There are two different classification scales that are generally used, the U.S. General Service Administration standards (FS209E) and International Standards Organization (ISO) classifications. The classes are determined by the maximum acceptable numbers of particles (by size) in the air per cubic meter. See Cleanroom Classifications & Standards here.

 

3. How often do I need to test my cleanroom to see if it’s meeting classification requirements?

ISO requires that air pressure difference and air flow be tested every 12 months for all classifications. Particle count tests must be performed every 12 months ISO Class 6 and above, every six months for ISO Class 5 and below. There are also tests recommended for all classes, every 24 months: installed filter leakage, containment filter leakage, recovery, and airflow visualization. These tests are regulated by ISO document 14644-2 Cleanroom Testing and Compliance.

 

4. How often do I need to have my cleanroom inspected?
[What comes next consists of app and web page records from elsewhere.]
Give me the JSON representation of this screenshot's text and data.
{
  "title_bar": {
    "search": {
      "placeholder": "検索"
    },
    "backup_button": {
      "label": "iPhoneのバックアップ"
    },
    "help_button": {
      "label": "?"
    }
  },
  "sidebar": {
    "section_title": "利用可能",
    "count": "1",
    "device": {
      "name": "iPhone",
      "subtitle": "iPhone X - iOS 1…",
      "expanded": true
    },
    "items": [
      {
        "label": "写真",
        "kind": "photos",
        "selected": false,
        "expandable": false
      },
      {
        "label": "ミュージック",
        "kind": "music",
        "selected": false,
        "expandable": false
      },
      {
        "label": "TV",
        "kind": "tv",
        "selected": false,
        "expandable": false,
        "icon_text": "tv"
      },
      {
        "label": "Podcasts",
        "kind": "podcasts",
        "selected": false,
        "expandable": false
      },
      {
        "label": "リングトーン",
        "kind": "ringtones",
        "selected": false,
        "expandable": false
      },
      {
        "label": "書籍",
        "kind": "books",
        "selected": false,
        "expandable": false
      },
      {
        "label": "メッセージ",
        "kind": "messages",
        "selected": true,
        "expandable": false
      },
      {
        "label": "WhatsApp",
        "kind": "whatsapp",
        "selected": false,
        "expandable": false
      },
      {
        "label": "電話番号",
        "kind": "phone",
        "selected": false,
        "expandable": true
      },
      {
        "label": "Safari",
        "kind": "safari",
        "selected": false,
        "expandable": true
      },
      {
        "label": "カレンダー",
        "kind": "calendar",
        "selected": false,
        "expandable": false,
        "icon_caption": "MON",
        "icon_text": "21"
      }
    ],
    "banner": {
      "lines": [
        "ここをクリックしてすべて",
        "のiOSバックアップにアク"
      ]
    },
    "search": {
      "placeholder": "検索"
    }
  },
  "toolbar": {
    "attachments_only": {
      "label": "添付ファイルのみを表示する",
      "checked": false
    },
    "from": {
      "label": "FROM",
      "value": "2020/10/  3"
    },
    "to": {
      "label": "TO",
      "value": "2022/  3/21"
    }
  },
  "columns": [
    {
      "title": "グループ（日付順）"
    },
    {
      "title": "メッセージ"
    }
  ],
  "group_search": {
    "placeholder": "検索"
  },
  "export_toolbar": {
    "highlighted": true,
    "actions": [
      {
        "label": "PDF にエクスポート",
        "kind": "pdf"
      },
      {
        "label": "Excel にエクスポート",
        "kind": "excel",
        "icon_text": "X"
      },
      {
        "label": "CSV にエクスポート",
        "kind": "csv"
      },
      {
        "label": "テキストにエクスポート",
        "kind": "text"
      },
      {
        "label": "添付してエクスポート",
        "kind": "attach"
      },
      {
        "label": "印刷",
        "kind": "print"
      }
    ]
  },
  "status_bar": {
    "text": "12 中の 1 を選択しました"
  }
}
This depends on your classification. The more stringent classifications will require more regular inspection. Inspection may coincide with compliance testing, which, depending upon the cleanroom classification may occur every six or 12 months.

 

5. How does cleanroom classification affect my budget?

Essentially, the more stringent the classification, the greater the cost. Strict classifications will require more air, energy, advanced technology, and equipment. See How Does Cleanroom Classification Affect Your Cleanroom Budget? for a more detailed breakdown of the costs.

 

If you have more questions about your cleanroom classifications, check out our post What You Need to Know About Cleanroom Classifications, and make sure to give Angstrom a call! We’d love to help.

 

Benefits of Modular Cleanrooms

Benefits of Modular Cleanrooms

If you have a cleanroom, are installing a cleanroom, or are considering whether your company needs a cleanroom, you already know why cleanrooms are important and necessary for your operations. You may not have considered, however, the type of cleanroom: a traditionally constructed space or a modular cleanroom. Modular cleanrooms have numerous benefits when compared to traditional construction, here are just a few:

 

Modular cleanrooms are free-standing

A free-standing cleanroom can be placed nearly anywhere, without extensive construction or renovation (and the costs and disruption those processes entail). If you have a free-standing modular cleanroom, you’re able to place it in the optimum location–whether that is the middle of a large open production floor or tucked back in a corner. You don’t need to build walls or change existing ones. Additionally, electricity and plumbing are already engineered into the cleanroom as part of the modular design.

 

Modular cleanrooms are quickly built

Building something from a kit, with the building materials included and the design already completed is always a simpler, easier, and quicker process than starting from scratch. Installing a modular cleanroom streamlines the building process–the design is complete, the materials selected and included, and construction simple and straightforward.

Just as modular cleanrooms are easy to assemble, they can also be easily disassembled, when compared to permanent construction. If you decide to move your cleanroom’s location within your facility or move it to a new facility, it can be quickly taken down and rebuilt in the new space.

 

Modular cleanrooms are easily modified or expanded

Should your company’s cleanroom needs ever change, modifying a modular cleanroom is much easier than renovating or remodeling a traditionally constructed space. Modular cleanroom walls are easily moved to accommodate a new cleanroom layout, and they can be expanded by adding additional wall pieces. You don’t need to start fresh with all new materials every time your cleanroom needs change.

A modular cleanroom can be a benefit for your company when you consider their flexibility, portability, and ease of installation and modification. Modular cleanrooms allow you to customize your cleanroom space to the ever-changing and evolving needs and capabilities of your company, and they are an excellent cleanroom solution that can save time and money.

 

Angstrom is a leader of the modular cleanroom industry. Whatever the size and classification of your project, we can design a cleanroom that fits your specifications. Contact us for more information.